*** Opening of Records for the task ***

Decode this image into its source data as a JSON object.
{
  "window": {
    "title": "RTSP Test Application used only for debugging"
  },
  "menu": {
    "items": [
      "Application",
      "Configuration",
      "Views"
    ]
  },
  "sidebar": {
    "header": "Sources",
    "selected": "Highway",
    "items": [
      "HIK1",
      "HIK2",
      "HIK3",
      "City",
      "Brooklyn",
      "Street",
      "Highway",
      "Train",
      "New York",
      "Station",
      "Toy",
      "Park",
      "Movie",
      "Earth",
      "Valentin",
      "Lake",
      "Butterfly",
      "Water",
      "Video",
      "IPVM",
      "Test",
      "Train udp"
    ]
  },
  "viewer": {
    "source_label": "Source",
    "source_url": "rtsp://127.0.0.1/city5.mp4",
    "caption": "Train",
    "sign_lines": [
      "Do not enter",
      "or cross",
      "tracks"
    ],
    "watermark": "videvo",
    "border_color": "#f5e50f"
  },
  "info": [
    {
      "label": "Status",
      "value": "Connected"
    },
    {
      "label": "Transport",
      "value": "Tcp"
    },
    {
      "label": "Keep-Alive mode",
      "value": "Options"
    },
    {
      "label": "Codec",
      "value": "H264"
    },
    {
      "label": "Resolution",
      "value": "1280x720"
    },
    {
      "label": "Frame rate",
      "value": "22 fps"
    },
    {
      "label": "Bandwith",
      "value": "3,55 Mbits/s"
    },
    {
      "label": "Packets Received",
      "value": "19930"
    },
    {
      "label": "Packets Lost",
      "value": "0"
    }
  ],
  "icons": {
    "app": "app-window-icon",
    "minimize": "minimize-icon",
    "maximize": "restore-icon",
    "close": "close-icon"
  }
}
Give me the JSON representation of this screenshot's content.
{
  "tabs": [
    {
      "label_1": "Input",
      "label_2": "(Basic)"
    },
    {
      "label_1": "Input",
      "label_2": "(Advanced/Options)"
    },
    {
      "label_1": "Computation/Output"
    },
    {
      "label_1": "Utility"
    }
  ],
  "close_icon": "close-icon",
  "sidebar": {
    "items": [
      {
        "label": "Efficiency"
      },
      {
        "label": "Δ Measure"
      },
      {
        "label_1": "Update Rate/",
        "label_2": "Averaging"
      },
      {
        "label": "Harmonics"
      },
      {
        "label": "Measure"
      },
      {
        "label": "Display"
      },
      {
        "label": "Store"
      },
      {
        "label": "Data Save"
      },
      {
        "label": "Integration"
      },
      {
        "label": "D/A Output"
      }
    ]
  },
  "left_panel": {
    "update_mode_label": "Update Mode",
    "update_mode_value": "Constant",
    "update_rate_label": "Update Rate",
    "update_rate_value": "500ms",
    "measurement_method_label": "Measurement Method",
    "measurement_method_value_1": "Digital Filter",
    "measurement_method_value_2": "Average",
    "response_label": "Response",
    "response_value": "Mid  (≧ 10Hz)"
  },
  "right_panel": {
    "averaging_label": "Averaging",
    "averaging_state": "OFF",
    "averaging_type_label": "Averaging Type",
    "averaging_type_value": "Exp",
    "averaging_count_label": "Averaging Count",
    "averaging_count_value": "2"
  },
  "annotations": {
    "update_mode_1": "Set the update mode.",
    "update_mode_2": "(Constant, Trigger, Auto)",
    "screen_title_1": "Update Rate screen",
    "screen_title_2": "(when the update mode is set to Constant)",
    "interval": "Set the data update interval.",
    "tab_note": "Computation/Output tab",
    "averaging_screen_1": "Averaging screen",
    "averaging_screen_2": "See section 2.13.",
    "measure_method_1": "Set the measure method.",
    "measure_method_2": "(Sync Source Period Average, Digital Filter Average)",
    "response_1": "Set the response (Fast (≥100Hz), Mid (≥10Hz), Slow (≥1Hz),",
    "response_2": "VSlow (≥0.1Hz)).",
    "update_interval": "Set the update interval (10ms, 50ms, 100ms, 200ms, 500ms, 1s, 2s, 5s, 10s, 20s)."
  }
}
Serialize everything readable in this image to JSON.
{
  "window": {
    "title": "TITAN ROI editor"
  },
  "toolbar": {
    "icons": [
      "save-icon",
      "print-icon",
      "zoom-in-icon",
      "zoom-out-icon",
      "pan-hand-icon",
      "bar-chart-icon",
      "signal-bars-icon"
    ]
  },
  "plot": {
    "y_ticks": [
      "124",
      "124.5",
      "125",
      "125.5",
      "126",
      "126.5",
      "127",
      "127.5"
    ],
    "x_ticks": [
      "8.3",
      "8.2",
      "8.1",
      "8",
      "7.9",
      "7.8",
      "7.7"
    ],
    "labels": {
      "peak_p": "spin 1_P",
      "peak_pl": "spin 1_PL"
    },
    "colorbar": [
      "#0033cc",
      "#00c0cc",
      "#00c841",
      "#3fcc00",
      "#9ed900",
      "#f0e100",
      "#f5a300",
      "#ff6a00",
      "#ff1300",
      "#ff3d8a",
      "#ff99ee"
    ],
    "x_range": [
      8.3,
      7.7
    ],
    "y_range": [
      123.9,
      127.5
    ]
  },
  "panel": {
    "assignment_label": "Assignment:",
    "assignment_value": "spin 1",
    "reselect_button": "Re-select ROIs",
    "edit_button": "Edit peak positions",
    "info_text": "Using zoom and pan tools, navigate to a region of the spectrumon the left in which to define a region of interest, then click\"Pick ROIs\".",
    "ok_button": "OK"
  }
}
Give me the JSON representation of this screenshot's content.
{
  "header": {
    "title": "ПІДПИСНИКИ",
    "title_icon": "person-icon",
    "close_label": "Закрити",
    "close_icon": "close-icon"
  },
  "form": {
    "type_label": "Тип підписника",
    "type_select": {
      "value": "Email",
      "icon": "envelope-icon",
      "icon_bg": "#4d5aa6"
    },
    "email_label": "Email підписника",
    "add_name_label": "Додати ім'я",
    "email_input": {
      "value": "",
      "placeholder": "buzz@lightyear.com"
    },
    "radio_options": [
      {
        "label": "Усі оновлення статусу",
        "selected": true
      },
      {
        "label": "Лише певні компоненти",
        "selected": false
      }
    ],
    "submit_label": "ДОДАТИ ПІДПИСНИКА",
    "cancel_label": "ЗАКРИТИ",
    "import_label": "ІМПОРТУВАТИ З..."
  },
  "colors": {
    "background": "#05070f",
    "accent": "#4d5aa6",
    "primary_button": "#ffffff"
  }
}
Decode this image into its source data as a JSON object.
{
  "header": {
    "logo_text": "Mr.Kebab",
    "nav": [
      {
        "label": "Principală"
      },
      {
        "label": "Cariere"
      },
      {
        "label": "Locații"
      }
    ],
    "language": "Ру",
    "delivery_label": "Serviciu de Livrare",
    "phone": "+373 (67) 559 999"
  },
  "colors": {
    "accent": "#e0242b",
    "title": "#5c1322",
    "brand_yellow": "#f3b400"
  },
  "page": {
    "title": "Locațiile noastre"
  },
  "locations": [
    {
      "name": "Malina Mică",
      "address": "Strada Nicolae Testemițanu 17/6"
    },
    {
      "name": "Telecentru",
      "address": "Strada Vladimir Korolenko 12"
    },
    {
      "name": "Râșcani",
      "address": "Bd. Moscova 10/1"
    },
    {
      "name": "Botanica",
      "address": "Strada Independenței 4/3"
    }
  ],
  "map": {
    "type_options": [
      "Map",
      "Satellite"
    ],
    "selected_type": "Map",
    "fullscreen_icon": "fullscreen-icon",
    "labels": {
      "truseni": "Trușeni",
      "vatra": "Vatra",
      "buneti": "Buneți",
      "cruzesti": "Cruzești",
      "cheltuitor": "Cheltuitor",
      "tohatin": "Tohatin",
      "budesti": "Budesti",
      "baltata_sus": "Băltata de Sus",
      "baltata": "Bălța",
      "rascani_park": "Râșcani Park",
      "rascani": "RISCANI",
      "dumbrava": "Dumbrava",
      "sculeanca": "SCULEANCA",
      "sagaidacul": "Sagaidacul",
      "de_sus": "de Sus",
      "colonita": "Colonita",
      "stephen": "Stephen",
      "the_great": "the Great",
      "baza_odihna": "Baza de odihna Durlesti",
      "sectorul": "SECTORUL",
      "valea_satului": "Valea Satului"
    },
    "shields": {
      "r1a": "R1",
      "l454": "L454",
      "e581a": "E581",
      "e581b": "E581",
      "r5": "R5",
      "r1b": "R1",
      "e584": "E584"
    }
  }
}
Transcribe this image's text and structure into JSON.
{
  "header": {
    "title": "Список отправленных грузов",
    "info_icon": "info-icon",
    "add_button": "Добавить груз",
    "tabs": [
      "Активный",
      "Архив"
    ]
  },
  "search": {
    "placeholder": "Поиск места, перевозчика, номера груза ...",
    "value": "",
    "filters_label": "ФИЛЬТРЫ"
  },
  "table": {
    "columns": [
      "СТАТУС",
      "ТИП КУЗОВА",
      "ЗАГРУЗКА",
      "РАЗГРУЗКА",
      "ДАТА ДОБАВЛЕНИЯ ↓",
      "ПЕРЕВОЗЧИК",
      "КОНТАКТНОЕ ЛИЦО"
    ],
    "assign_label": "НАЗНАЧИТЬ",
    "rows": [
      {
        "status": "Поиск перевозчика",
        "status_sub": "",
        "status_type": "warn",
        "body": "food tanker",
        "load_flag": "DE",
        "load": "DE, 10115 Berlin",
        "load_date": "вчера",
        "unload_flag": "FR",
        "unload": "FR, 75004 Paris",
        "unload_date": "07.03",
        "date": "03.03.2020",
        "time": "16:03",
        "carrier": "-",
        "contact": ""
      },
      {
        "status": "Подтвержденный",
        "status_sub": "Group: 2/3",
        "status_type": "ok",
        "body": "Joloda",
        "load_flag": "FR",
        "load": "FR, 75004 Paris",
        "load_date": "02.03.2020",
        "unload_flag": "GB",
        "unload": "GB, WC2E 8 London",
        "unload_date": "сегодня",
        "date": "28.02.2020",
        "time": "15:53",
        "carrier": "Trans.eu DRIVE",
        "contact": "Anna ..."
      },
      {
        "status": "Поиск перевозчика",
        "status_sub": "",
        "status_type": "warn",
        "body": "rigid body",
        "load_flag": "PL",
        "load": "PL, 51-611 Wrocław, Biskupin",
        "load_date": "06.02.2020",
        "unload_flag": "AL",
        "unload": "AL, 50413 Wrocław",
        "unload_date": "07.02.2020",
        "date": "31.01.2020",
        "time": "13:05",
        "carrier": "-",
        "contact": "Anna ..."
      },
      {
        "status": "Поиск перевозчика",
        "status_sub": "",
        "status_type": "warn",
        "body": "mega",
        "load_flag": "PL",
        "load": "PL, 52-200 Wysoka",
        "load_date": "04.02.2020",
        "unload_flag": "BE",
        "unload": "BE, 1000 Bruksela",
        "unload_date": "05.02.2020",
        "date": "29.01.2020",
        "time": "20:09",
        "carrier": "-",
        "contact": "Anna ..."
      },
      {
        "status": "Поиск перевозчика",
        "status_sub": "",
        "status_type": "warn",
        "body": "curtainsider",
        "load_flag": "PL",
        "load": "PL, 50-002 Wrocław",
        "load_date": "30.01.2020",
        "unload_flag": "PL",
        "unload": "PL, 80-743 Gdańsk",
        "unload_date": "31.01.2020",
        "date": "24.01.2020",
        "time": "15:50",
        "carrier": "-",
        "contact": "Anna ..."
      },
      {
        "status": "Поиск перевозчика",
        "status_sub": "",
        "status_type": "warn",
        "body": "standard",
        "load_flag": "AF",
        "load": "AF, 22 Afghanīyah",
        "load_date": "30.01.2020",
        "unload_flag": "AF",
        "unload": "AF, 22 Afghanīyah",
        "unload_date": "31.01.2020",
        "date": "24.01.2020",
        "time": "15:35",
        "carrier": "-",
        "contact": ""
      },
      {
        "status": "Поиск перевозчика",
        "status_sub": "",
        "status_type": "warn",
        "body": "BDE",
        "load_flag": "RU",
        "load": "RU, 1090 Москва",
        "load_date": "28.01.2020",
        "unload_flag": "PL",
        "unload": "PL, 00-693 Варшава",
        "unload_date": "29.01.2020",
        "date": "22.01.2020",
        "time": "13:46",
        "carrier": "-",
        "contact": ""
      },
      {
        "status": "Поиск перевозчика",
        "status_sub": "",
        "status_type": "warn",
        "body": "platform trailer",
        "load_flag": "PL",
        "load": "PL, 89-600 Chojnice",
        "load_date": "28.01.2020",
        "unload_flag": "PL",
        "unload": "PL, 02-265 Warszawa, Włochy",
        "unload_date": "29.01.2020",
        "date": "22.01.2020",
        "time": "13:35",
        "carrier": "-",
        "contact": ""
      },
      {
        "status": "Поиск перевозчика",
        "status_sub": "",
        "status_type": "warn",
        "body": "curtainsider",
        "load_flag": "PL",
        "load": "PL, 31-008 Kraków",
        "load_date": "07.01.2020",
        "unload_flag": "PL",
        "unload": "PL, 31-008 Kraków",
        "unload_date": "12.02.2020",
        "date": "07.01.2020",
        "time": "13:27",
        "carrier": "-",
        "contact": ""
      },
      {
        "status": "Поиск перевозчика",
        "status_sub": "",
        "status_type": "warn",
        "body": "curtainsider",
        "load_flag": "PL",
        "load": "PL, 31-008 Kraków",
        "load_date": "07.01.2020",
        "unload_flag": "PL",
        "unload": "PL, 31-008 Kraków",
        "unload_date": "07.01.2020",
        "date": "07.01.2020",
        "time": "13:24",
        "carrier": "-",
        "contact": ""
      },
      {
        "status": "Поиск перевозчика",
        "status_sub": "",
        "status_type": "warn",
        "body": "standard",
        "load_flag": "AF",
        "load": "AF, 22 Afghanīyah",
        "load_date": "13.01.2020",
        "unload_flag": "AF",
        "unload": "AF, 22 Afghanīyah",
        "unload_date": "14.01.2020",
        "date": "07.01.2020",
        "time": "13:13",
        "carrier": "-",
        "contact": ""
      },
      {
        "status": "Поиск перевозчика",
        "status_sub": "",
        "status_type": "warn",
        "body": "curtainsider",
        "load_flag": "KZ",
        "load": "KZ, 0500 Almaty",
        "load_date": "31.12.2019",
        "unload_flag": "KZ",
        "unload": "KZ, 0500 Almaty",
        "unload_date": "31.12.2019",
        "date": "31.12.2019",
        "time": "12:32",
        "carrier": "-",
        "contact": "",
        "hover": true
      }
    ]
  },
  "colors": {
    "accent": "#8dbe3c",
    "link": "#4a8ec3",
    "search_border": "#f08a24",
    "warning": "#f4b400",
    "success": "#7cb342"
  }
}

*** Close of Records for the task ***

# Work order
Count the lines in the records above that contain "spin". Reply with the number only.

# Completed exercise
3